*MATERIAL SUPPLIED*.
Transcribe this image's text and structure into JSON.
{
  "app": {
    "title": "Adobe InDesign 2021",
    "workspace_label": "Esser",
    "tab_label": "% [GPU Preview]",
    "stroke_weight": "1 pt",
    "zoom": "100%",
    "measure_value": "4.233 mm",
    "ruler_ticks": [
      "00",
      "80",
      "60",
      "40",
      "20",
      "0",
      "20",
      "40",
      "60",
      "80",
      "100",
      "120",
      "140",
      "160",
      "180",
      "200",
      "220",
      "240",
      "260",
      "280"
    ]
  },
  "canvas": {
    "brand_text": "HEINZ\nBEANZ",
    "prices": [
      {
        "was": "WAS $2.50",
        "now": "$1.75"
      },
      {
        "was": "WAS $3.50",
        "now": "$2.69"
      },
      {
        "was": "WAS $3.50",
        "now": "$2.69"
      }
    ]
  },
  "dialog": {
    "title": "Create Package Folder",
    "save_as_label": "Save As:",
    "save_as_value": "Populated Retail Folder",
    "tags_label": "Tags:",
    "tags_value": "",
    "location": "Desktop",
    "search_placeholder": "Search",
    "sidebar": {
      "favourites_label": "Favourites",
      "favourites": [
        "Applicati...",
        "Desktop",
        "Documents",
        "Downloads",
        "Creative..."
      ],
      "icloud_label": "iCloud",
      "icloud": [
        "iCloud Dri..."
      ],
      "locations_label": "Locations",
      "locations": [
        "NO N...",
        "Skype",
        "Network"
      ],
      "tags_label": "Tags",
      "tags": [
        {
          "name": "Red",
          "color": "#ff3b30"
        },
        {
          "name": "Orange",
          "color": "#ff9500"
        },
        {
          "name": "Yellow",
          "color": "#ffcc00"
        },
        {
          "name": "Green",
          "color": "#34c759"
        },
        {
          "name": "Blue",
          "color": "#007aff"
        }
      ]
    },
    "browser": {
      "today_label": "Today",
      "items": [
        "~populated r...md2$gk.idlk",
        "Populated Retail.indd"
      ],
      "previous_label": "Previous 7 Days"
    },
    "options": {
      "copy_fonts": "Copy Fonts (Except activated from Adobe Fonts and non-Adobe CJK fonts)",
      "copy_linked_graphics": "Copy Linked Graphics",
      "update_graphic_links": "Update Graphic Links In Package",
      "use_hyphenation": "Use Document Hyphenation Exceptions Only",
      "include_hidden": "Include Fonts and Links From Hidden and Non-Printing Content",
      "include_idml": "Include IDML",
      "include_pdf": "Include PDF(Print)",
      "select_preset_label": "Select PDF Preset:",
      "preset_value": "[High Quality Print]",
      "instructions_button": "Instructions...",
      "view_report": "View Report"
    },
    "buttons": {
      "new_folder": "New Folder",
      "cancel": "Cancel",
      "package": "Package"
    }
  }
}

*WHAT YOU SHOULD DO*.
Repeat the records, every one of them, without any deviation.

*FINAL ANSWER*.
Transcribe this image's text and structure into JSON.
{
  "app": {
    "title": "Adobe InDesign 2021",
    "workspace_label": "Esser",
    "tab_label": "% [GPU Preview]",
    "stroke_weight": "1 pt",
    "zoom": "100%",
    "measure_value": "4.233 mm",
    "ruler_ticks": [
      "00",
      "80",
      "60",
      "40",
      "20",
      "0",
      "20",
      "40",
      "60",
      "80",
      "100",
      "120",
      "140",
      "160",
      "180",
      "200",
      "220",
      "240",
      "260",
      "280"
    ]
  },
  "canvas": {
    "brand_text": "HEINZ\nBEANZ",
    "prices": [
      {
        "was": "WAS $2.50",
        "now": "$1.75"
      },
      {
        "was": "WAS $3.50",
        "now": "$2.69"
      },
      {
        "was": "WAS $3.50",
        "now": "$2.69"
      }
    ]
  },
  "dialog": {
    "title": "Create Package Folder",
    "save_as_label": "Save As:",
    "save_as_value": "Populated Retail Folder",
    "tags_label": "Tags:",
    "tags_value": "",
    "location": "Desktop",
    "search_placeholder": "Search",
    "sidebar": {
      "favourites_label": "Favourites",
      "favourites": [
        "Applicati...",
        "Desktop",
        "Documents",
        "Downloads",
        "Creative..."
      ],
      "icloud_label": "iCloud",
      "icloud": [
        "iCloud Dri..."
      ],
      "locations_label": "Locations",
      "locations": [
        "NO N...",
        "Skype",
        "Network"
      ],
      "tags_label": "Tags",
      "tags": [
        {
          "name": "Red",
          "color": "#ff3b30"
        },
        {
          "name": "Orange",
          "color": "#ff9500"
        },
        {
          "name": "Yellow",
          "color": "#ffcc00"
        },
        {
          "name": "Green",
          "color": "#34c759"
        },
        {
          "name": "Blue",
          "color": "#007aff"
        }
      ]
    },
    "browser": {
      "today_label": "Today",
      "items": [
        "~populated r...md2$gk.idlk",
        "Populated Retail.indd"
      ],
      "previous_label": "Previous 7 Days"
    },
    "options": {
      "copy_fonts": "Copy Fonts (Except activated from Adobe Fonts and non-Adobe CJK fonts)",
      "copy_linked_graphics": "Copy Linked Graphics",
      "update_graphic_links": "Update Graphic Links In Package",
      "use_hyphenation": "Use Document Hyphenation Exceptions Only",
      "include_hidden": "Include Fonts and Links From Hidden and Non-Printing Content",
      "include_idml": "Include IDML",
      "include_pdf": "Include PDF(Print)",
      "select_preset_label": "Select PDF Preset:",
      "preset_value": "[High Quality Print]",
      "instructions_button": "Instructions...",
      "view_report": "View Report"
    },
    "buttons": {
      "new_folder": "New Folder",
      "cancel": "Cancel",
      "package": "Package"
    }
  }
}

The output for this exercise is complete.